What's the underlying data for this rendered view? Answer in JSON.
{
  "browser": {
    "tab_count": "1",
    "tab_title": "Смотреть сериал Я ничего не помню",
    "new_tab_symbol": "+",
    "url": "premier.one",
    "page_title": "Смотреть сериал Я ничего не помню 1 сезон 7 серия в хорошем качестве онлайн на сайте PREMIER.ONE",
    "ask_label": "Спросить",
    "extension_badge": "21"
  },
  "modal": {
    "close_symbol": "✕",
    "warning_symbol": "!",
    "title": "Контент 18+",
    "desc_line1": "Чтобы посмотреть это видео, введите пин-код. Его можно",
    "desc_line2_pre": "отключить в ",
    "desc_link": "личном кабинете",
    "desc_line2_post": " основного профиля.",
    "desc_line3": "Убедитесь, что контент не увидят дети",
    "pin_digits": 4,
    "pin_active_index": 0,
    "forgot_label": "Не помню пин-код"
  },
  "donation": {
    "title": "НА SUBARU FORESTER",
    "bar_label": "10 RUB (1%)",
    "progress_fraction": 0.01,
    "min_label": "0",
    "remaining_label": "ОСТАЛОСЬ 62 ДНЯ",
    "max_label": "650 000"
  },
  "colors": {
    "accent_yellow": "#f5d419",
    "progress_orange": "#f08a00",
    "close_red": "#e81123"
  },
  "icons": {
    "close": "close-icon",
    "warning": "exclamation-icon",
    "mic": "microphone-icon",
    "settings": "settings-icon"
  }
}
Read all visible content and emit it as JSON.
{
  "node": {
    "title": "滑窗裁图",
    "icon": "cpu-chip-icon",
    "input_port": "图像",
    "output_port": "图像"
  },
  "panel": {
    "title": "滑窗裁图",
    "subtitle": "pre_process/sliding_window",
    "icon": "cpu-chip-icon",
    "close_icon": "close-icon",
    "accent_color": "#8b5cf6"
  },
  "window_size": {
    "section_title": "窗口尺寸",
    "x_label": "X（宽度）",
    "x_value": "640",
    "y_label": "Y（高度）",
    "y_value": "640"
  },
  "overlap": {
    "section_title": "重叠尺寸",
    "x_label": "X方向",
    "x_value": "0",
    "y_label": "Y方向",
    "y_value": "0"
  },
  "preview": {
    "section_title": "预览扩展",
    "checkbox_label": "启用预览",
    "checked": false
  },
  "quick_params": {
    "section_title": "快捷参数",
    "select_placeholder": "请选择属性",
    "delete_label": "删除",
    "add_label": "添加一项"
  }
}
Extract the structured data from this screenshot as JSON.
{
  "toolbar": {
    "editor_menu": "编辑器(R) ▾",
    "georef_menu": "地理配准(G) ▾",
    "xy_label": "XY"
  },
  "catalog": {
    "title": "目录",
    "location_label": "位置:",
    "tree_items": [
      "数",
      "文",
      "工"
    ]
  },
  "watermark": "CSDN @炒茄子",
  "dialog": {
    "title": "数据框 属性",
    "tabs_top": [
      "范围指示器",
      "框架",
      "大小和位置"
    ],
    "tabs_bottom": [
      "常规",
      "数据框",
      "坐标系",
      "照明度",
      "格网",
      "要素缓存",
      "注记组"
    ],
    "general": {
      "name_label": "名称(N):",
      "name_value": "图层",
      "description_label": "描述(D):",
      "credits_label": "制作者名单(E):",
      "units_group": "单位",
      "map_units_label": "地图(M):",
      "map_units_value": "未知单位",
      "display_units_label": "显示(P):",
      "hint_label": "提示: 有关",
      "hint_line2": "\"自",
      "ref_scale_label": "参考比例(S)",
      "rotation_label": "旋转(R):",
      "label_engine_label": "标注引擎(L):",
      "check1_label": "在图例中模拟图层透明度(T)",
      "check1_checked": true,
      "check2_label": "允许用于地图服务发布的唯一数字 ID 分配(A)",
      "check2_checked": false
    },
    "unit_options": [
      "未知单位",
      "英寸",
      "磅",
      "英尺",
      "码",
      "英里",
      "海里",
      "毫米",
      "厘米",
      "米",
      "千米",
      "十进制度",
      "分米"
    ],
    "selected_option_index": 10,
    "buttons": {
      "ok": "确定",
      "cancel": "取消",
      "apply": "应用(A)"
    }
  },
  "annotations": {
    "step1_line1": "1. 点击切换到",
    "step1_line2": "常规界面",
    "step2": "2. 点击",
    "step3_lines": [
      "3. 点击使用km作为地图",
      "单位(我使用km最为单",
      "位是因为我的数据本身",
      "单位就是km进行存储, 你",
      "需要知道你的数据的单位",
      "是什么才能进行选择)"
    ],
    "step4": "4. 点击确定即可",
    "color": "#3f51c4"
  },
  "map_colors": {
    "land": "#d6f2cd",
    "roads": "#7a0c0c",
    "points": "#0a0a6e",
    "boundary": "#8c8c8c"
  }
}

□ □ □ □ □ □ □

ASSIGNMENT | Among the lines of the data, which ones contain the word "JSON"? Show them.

EXERCISE RESPONSE |
What's the underlying data for this rendered view? Answer in JSON.
Read all visible content and emit it as JSON.
Extract the structured data from this screenshot as JSON.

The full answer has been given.